Ki. Well thē, we know thee, what shuld we know of thee?
Hera. My maisters minde.
King. Vnfold it.
Heral. Go thee vnto Harry of England, and tell him,
1570Aduantage is a better souldier then rashnesse:
1570.1Altho we did seeme dead, we did but slumber.
Now we speake vpon our kue, and our voyce is imperiall,
England shall repent her folly: see her rashnesse,
1575And admire our sufferance. Which to raunsome,
His pettinesse would bow vnder:
1580For the effusion of our blood, his army is too weake:
For the disgrace we have borne, himselfe
Kneeling at our feete, a weake and worthlesse satisfaction.
To this, adde defyance. So much from the king my maister.
King. What is thy name? we know thy qualitie.
Herald. Montioy.
King. Thou dost thy office faire, returne thee backe,

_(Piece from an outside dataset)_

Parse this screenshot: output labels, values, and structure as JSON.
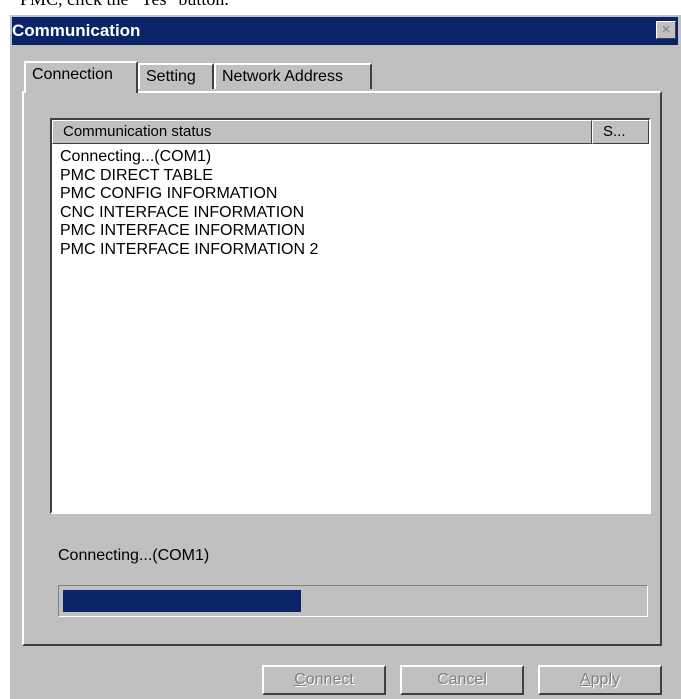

1590And tell thy King, I do not seeke him now:
But could be well content, without impeach,
To march on to Callis: for to say the sooth,
Though tis no wisdome to confesse so much
Vnto an enemie of craft and vantage.
1595My souldiers are with sicknesse much infeebled,
My Army lessoned, and those fewe I haue,
Almost no better then so many French:
Who when they were in heart, I tell thee Herauld,
I thought vpon one paire of English legges,
1600Did march three French mens.
Yet forgiue me God, that I do brag thus:
This your heire of France hath blowne this vice in me.
I must repent, go tell thy maister here I am,
My raunsome is this frayle and worthlesse body,
1605My Army but a weake and sickly guarde.
Yet God before, we will come on,
If France and such an other neighbour stood in our way:
1610If we may passe, we will: if we be hindered,
We shal your tawny ground with your red blood discolour.
So Montioy get you gone, there is for your paines:
The sum of all our answere is but this,
We would not seeke a battle as we are:
1615Nor as we are, we say we will not shun it.
Herauld. I shall deliuer so: thanks to your Maiestie.
Glos. My Liege, I hope they will not come vpon vs now.
1620King. We are in Gods hand brother, not in theirs:
To night we will encampe beyond the bridge,
And on to morrow bid them march away.